Records excerpted from a collection

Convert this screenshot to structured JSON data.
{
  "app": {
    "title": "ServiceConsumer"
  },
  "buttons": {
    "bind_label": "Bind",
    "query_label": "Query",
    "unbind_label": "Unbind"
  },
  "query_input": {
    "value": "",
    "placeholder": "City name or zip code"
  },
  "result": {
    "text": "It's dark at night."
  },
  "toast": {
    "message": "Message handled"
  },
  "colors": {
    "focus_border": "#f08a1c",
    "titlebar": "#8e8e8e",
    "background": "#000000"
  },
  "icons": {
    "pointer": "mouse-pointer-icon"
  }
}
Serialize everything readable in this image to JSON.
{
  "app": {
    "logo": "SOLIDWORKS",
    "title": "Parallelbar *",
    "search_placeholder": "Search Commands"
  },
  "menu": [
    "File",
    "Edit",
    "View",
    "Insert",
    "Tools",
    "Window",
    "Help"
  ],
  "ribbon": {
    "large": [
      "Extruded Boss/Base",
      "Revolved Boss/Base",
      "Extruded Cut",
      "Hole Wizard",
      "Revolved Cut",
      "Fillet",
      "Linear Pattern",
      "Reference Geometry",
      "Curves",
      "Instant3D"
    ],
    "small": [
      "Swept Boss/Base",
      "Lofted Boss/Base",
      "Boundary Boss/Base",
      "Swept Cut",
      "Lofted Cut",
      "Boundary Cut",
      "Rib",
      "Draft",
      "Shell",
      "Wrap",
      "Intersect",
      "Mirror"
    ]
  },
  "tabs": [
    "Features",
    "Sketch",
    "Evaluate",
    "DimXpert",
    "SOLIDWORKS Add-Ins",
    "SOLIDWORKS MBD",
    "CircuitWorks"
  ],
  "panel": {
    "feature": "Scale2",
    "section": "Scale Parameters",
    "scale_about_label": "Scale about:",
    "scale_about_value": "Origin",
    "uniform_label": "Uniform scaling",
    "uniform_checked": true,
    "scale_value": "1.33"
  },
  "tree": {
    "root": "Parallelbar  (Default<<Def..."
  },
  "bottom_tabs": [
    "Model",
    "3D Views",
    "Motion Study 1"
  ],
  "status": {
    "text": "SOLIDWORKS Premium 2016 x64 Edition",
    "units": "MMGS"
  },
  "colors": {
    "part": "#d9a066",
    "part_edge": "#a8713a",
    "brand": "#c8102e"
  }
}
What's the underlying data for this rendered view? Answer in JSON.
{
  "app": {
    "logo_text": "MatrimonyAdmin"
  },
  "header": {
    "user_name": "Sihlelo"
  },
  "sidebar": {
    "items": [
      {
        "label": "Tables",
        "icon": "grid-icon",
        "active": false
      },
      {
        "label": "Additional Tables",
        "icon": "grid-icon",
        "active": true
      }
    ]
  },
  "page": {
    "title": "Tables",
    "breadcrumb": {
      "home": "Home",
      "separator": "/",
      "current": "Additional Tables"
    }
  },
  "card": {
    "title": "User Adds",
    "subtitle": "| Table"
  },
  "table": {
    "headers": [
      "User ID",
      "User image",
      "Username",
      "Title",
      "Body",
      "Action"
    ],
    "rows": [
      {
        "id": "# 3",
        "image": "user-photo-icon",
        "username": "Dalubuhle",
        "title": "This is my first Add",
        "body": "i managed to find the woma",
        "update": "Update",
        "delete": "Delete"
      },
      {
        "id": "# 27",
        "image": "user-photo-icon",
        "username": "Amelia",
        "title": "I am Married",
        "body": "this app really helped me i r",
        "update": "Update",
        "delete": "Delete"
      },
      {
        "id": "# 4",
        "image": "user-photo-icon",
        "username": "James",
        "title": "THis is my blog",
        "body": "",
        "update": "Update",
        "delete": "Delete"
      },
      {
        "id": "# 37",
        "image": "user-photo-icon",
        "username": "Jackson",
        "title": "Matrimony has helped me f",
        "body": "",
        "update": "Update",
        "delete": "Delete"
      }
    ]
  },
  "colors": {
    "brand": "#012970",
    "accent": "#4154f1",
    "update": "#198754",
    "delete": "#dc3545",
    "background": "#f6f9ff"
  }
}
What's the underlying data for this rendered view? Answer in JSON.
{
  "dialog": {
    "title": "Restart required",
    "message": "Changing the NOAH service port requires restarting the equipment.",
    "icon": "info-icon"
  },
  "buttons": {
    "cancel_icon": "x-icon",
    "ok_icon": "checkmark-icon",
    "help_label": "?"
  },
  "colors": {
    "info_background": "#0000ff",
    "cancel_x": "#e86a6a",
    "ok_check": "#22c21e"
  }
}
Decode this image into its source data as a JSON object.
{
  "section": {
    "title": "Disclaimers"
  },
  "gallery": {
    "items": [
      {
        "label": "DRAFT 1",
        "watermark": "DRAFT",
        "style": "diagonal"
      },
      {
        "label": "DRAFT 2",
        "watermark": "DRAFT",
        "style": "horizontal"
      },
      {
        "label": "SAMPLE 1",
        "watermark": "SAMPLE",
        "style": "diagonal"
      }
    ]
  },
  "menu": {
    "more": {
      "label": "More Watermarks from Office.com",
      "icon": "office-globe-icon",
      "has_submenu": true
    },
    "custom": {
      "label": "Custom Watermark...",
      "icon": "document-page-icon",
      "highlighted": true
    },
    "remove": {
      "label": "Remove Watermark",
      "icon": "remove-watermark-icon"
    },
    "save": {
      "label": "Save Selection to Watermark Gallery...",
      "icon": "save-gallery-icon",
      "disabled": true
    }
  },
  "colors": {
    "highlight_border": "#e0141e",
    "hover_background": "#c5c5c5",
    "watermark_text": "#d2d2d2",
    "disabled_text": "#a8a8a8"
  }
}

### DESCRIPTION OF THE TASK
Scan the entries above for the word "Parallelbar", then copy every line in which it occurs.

### SOLUTION BELOW
    "title": "Parallelbar *",
    "root": "Parallelbar  (Default<<Def..."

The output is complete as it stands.